While most Caribbean countries have not yet released year-end tourism numbers and earnings for 2016, Jamaica's numbers point to a record-setting year coupled with an upbeat forecast for 2017.
"We'll end the year having welcomed 2.2 million stopover arrivals and 1.7 cruise passengers, which represent $2.7 billion in tourism revenues," the country's minister of tourism, Edmund Bartlett, said.
By comparison, Jamaica recorded 2.1 million stopover visitors and 1.5 million cruise arrivals in 2015.
The U.S., Jamaica's primary source market, grew by 4.6% this year.
Regarding the cruise numbers, Bartlett cited the calls of six cruise ships on one day, Dec. 14, in the ports of Falmouth, Montego Bay, Ocho Rios and Kingston, a feat that's only happened once before in the past four years.
"Kingston as a cruise port is getting a great response," Bartlett said. "The port and the city have great potential, and we hope to see more ships calling there."
The island's accommodations sector witnessed a boost in room stock in 2016. The on-island room count this winter season totaled more than 26,000 rooms, a 15% increase over a year ago.

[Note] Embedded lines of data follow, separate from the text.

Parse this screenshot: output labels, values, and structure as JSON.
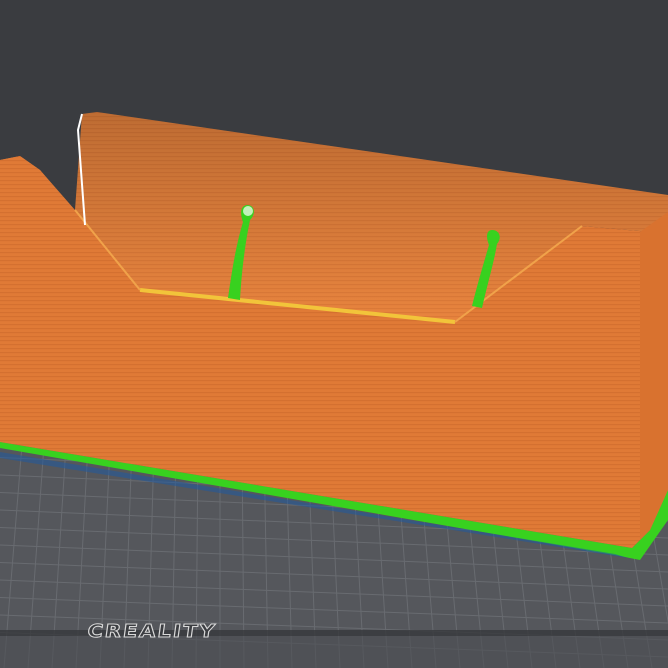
{
  "bed": {
    "logo_text": "CREALITY"
  },
  "colors": {
    "background": "#3a3c40",
    "bed_surface": "#55575c",
    "bed_grid": "#6b6e73",
    "wall": "#e07a36",
    "wall_shadow": "#b85f25",
    "wall_highlight": "#f09a55",
    "rim": "#f2c43a",
    "support": "#38d11f",
    "bed_edge": "#2a2b2e"
  },
  "icons": {
    "bed_logo": "creality-logo"
  }
}
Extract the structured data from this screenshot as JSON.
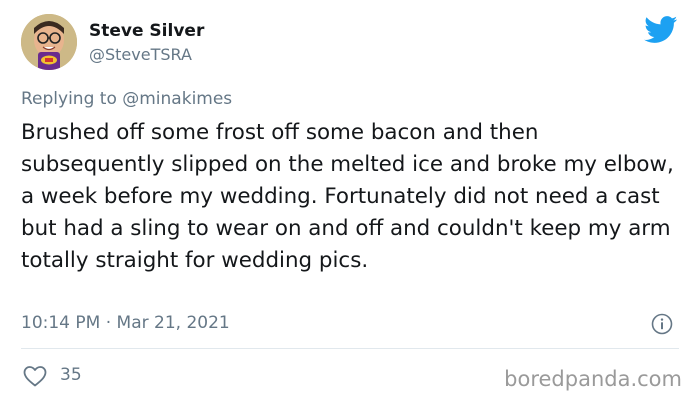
{
  "tweet": {
    "author_name": "Steve Silver",
    "author_handle": "@SteveTSRA",
    "replying_prefix": "Replying to ",
    "replying_to": "@minakimes",
    "text": "Brushed off some frost off some bacon and then subsequently slipped on the melted ice and broke my elbow, a week before my wedding. Fortunately did not need a cast but had a sling to wear on and off and couldn't keep my arm totally straight for wedding pics.",
    "time": "10:14 PM",
    "separator": " · ",
    "date": "Mar 21, 2021",
    "likes": "35"
  },
  "icons": {
    "brand": "twitter-bird-icon",
    "info": "info-icon",
    "like": "heart-icon"
  },
  "colors": {
    "twitter_blue": "#1da1f2",
    "text": "#14171a",
    "muted": "#657786",
    "divider": "#e1e8ed",
    "watermark": "#9a9a9a"
  },
  "watermark": "boredpanda.com"
}
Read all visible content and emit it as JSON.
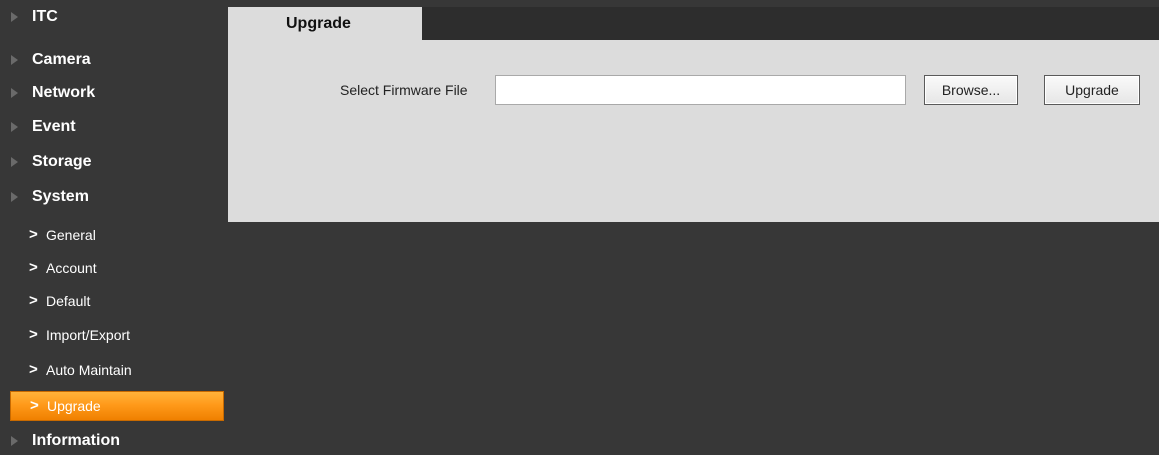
{
  "sidebar": {
    "menu": [
      {
        "label": "ITC"
      },
      {
        "label": "Camera"
      },
      {
        "label": "Network"
      },
      {
        "label": "Event"
      },
      {
        "label": "Storage"
      },
      {
        "label": "System"
      },
      {
        "label": "Information"
      }
    ],
    "system_submenu": [
      {
        "label": "General"
      },
      {
        "label": "Account"
      },
      {
        "label": "Default"
      },
      {
        "label": "Import/Export"
      },
      {
        "label": "Auto Maintain"
      },
      {
        "label": "Upgrade",
        "active": true
      }
    ],
    "menu_arrow_icon": "triangle-right-icon",
    "submenu_chevron_glyph": ">"
  },
  "main": {
    "tab": {
      "label": "Upgrade"
    },
    "form": {
      "firmware_label": "Select Firmware File",
      "firmware_value": "",
      "browse_label": "Browse...",
      "upgrade_label": "Upgrade"
    }
  },
  "colors": {
    "background": "#373737",
    "panel": "#dcdcdc",
    "active_item": "#ff9a1a"
  }
}
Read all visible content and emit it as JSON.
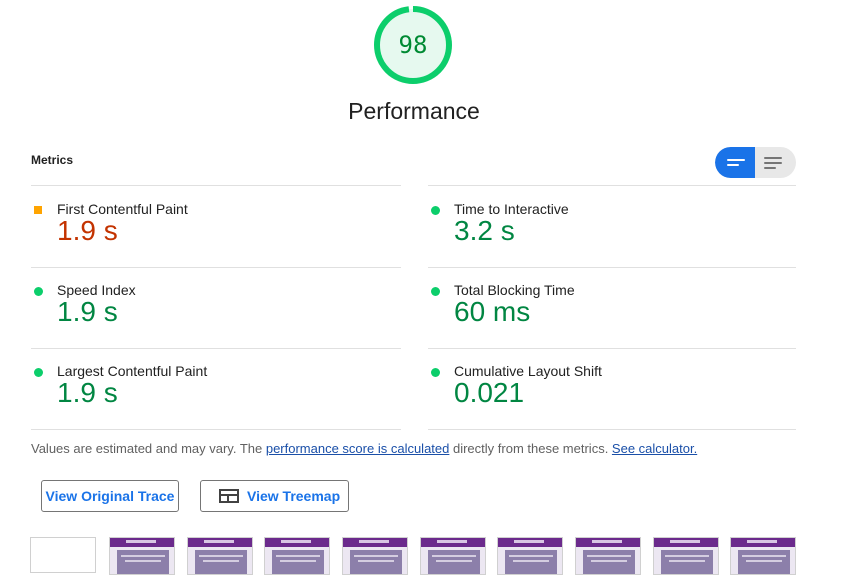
{
  "gauge": {
    "score": "98",
    "fraction": 0.98,
    "title": "Performance",
    "color": "#0cce6b"
  },
  "metrics": {
    "title": "Metrics",
    "items": [
      {
        "label": "First Contentful Paint",
        "value": "1.9 s",
        "status": "average"
      },
      {
        "label": "Time to Interactive",
        "value": "3.2 s",
        "status": "pass"
      },
      {
        "label": "Speed Index",
        "value": "1.9 s",
        "status": "pass"
      },
      {
        "label": "Total Blocking Time",
        "value": "60 ms",
        "status": "pass"
      },
      {
        "label": "Largest Contentful Paint",
        "value": "1.9 s",
        "status": "pass"
      },
      {
        "label": "Cumulative Layout Shift",
        "value": "0.021",
        "status": "pass"
      }
    ]
  },
  "toggle": {
    "selected": "compact",
    "icons": [
      "summary-view-icon",
      "detailed-view-icon"
    ]
  },
  "footnote": {
    "prefix": "Values are estimated and may vary. The ",
    "link1": "performance score is calculated",
    "middle": " directly from these metrics. ",
    "link2": "See calculator."
  },
  "buttons": {
    "trace": "View Original Trace",
    "treemap": "View Treemap"
  },
  "colors": {
    "pass": "#0cce6b",
    "average": "#ffa400",
    "accent": "#1a73e8"
  }
}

Bartlett hinted at "a number of new brands to be announced in the first quarter of 2017, which will add 10,000 new rooms in the next few years."
More for 2017
"Throughout 2017, we will continue our focus on health and wellness offerings, shopping, culinary tourism and the meetings and convention sector as well as all facets of leisure tourism," Bartlett said.
A new tourist attraction could be in the works: Preliminary work for resuscitating Jamaica's rail network is set to begin early this winter, with the first phase set to connect Montego Bay with Appleton on the island's southwest coast, a distance of approximately 75 miles.
For 2017, air connectivity will continue to be a challenge, the minister said.
He said Jamaica would focus on new markets such as China, Argentina, Brazil, Eastern Europe and India. "Visitors from these countries and areas are coming to Jamaica through the U.S., Canada and London, and we have to work to sustain ease of access through reliable routes and networks," he said.